- **Work instruction**
Below are records. Count every line containing the word "BookStore" and give the number alone.

- **Extracted data**

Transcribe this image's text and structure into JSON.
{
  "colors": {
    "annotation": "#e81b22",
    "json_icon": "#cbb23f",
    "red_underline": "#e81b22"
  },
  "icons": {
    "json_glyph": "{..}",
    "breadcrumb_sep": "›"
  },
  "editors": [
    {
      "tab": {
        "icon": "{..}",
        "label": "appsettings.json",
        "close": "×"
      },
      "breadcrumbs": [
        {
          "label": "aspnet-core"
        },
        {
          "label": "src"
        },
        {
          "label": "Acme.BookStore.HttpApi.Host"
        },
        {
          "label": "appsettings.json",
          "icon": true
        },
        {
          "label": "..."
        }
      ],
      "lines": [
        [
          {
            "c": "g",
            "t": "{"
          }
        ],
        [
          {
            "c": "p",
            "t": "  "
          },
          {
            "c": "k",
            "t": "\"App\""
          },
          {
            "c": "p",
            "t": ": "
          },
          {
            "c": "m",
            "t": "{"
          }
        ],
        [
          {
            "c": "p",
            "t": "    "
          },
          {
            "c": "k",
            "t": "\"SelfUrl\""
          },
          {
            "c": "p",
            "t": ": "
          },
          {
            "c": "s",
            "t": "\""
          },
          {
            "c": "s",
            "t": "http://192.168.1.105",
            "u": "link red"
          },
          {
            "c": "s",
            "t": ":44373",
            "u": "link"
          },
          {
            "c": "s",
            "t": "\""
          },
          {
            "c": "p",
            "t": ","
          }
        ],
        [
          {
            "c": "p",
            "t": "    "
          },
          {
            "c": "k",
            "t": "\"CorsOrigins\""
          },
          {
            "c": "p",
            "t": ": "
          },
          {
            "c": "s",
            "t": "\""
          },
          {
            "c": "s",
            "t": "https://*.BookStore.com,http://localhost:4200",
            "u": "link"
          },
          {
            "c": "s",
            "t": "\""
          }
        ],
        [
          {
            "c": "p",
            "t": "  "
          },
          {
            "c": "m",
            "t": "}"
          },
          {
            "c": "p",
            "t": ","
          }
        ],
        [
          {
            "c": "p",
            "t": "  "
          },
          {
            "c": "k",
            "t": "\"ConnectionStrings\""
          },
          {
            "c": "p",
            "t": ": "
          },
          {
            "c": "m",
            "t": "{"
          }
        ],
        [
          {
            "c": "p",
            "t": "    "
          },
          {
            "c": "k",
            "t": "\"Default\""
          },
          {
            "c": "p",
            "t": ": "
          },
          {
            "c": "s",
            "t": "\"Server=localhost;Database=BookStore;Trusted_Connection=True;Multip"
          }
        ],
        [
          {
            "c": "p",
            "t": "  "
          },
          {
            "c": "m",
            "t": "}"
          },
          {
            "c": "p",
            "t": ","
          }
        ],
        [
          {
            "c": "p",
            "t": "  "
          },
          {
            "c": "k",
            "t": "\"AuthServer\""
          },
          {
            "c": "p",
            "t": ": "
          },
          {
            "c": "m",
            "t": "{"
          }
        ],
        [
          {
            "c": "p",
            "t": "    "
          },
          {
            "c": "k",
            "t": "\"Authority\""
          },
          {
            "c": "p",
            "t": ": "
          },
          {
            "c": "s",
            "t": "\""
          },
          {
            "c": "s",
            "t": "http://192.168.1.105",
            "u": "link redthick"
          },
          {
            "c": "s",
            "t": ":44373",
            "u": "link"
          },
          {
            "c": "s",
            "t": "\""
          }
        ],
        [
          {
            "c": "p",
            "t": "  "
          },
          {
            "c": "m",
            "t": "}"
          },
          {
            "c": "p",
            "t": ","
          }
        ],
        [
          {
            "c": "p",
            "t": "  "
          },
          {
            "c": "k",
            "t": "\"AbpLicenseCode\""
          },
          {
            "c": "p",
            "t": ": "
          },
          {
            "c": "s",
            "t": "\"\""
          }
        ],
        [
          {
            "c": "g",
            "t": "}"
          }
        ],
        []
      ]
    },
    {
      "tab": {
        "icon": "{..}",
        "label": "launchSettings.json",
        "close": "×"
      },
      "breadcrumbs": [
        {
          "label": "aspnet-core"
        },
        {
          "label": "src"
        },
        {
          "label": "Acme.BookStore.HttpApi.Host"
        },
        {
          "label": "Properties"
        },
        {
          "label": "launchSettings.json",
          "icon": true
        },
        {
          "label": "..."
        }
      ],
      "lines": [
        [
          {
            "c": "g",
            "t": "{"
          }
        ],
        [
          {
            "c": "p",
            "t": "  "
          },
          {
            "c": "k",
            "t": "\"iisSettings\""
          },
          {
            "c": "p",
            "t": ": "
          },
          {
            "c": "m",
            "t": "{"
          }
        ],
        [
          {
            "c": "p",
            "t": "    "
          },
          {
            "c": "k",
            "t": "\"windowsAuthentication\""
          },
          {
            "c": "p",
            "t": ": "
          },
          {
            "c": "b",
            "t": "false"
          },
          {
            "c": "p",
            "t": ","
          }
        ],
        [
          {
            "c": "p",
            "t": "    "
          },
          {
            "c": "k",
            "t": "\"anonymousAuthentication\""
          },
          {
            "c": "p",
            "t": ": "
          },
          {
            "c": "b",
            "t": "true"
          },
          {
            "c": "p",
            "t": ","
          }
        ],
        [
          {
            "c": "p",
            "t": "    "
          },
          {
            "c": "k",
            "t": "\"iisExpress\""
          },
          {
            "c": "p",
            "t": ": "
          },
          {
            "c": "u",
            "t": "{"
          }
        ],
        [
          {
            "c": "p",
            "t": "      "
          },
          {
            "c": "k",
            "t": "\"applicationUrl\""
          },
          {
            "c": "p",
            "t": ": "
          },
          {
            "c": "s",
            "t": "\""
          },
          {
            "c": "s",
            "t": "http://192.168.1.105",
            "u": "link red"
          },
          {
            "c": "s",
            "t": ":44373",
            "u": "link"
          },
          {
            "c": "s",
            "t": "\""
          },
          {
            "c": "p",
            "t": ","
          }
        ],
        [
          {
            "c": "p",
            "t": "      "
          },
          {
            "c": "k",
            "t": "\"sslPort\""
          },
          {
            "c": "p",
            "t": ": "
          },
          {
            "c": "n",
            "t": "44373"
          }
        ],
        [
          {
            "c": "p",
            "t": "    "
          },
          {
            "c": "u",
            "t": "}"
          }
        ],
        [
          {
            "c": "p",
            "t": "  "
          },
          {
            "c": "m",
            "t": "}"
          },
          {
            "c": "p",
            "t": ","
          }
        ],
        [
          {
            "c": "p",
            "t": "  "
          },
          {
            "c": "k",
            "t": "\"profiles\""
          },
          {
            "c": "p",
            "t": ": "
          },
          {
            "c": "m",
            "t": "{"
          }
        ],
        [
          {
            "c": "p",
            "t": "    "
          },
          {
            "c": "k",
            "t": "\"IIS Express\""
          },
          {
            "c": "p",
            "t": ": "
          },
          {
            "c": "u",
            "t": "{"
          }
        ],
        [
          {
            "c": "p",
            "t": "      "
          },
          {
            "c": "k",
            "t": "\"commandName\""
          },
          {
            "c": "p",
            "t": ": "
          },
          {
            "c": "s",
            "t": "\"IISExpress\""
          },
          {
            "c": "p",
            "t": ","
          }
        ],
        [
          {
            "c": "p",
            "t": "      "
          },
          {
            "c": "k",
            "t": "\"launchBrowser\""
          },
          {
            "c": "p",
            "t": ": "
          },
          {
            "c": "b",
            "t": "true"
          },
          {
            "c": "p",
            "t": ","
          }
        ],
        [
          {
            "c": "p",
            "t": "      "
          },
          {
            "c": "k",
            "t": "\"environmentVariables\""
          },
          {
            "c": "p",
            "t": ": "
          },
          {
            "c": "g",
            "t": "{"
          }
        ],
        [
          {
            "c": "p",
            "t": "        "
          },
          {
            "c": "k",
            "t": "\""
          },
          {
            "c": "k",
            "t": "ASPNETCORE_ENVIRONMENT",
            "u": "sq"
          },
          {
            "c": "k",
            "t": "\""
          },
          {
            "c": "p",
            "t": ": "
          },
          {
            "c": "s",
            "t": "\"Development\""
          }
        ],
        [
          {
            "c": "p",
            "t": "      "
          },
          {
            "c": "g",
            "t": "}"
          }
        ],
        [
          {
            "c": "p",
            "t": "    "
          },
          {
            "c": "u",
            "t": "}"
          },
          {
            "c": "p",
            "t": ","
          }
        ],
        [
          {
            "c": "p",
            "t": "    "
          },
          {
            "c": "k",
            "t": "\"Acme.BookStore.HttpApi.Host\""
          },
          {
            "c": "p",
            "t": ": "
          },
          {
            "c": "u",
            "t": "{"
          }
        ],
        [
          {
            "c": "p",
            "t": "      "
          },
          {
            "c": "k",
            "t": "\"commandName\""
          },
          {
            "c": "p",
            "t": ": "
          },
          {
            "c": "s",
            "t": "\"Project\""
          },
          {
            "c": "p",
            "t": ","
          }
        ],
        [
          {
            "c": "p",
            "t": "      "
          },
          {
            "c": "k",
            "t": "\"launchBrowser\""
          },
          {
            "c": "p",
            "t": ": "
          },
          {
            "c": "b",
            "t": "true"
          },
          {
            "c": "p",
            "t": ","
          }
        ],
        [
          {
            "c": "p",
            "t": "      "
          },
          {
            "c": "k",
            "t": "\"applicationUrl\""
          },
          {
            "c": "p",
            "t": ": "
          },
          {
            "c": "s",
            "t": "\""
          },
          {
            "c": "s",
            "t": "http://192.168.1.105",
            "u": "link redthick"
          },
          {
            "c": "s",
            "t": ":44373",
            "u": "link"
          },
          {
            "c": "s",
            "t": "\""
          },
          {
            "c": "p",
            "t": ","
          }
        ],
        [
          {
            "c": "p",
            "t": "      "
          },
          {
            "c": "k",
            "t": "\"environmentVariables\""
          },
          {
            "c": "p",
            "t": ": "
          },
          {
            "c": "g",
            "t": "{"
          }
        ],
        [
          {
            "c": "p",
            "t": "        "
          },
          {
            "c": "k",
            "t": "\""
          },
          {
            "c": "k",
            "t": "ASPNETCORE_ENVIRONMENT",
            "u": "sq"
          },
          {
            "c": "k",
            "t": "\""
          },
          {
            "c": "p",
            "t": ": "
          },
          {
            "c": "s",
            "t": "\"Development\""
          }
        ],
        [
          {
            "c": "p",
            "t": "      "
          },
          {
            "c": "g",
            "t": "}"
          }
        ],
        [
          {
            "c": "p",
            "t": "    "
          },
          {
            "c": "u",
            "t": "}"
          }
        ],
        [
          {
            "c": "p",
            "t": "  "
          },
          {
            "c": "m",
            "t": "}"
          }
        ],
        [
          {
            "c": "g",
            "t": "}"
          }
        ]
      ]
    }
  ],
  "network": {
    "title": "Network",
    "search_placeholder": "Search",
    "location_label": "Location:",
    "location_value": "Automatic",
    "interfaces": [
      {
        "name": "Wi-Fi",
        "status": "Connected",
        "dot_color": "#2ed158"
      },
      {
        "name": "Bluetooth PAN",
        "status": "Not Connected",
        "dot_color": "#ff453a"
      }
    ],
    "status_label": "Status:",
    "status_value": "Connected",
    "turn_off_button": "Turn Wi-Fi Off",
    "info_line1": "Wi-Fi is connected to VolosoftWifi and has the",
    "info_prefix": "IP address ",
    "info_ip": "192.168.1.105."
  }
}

- **Expected answer**
5